Discussion of the research and business is in this separate entry (see link). I’ll conclude this entry with comments from the luncheon keynote by John Gardner, Director of the Efficiency Institute of CAES at Boise State U., Dr. Gardner proposed that less often are there truly disruptive technologies or chemistries, but more often disruptive IDEAS. Neither Henry Ford nor Steve Jobs really pioneered fundamental new science, but had hugely impactful ideas – about simplicity and accessibility, services and design. He suggested that, barring the unknown unknown, no real mass\energy ‘breakthroughs’ (e.g. cold fusion) seem likely in our lifetimes, so what may be instead be truly disruptive are new IDEAS ABOUT energy.
One of those may be that while we’ve long focused on acquiring CHEAP energy (lower prices every day), there is evidence of an increasing MARKET PERCEPTION that
-- not all energy is the same, some is SMARTER and some is BETTER
and not all consumption is the same, some is SMARTER and some is BETTER
That is, while previous energy markets may have been, or been seen as, an un-differentiated contest of joules, energy markets are starting to differentiate and de-commoditize in the same way as clothing, cars, furniture and other markets -- some will just demand cheap, others will seek out more “value-added” consumption models. And where there is differentiated demand and support for value-added, product, market and transaction innovation can flourish.
Interestingly, the following week, an article came out in MIT Sloan Management Review about the dramatically increasing number of corporations explicitly citing “sustainability” as a corporate priority.
• In a survey, 70% said it emerged on their agenda in the past 6 years
20% said it emerged just in the past 2 years
It’s main point was that this is no longer about “greenwashing”, but that discretionary consumer demand for “smarter”, “better” products is driving part of this and that another part is driven by cold, hard, calculus that sustainability is proving to increase profitability.

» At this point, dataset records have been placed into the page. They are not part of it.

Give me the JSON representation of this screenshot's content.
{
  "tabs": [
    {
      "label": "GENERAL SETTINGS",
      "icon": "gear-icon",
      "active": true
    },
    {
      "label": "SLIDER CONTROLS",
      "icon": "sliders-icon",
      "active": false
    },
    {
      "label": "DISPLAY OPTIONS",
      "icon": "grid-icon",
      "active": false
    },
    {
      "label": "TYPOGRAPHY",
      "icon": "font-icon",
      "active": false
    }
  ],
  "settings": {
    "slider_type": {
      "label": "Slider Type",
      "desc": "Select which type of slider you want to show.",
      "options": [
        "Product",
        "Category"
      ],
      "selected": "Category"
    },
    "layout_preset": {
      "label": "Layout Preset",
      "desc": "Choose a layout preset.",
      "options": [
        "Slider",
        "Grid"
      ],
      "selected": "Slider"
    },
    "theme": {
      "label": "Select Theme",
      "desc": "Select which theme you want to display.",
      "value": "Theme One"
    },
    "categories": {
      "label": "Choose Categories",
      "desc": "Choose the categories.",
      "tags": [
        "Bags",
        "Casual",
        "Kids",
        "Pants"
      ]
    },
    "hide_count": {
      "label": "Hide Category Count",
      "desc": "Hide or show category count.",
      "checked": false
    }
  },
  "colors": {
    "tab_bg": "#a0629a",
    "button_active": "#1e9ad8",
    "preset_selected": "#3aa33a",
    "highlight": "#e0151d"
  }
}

He also offered a separate and engineering-related comment that was quite provocative. Which was to simply remember that every energy storage device is, implicitly, a BOMB. Pent-up energy in a compact space. Released suddenly and without control, that’d be the basic definition of an explosion. I’ve long thought that in some distant, all-electric-transport future, our grandchildren will marvel that we all drove around in Molotov cocktails and parked hundreds of ‘bombs’ under skyscrapers each day. So when you worry about the Chevy Volt, or putting a fuel cell under your patio/deck, just remember those explosive devices which sit in your garages each night, and surround you daily on the gridlocked freeway. Certainly food for thought !
And there was much food for thought and excellent “plugging in” at this conference which the local community had the audacity to call “Second Annual”. It's also always interesting to see how people successful in other fields are drawn into the cleantech field (see sideblog).

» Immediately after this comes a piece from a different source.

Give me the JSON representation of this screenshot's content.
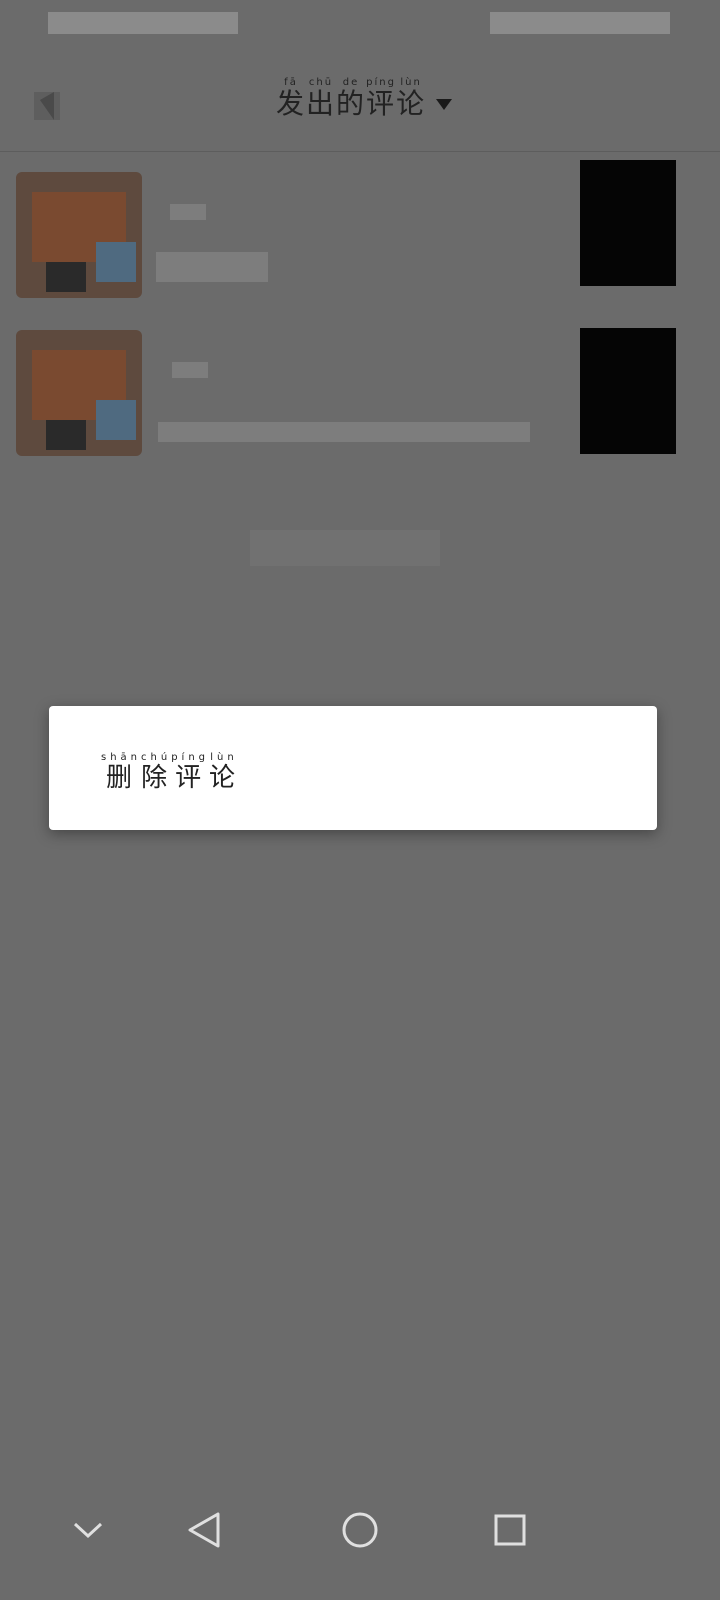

Two data points make a tradition, so I look forward to the now-traditional Idaho Energy gathering next winter. Having these strong new organizing catalysts of ITC and CAES will certainly help draw global attention to the strong pool of innovation growing in Idaho.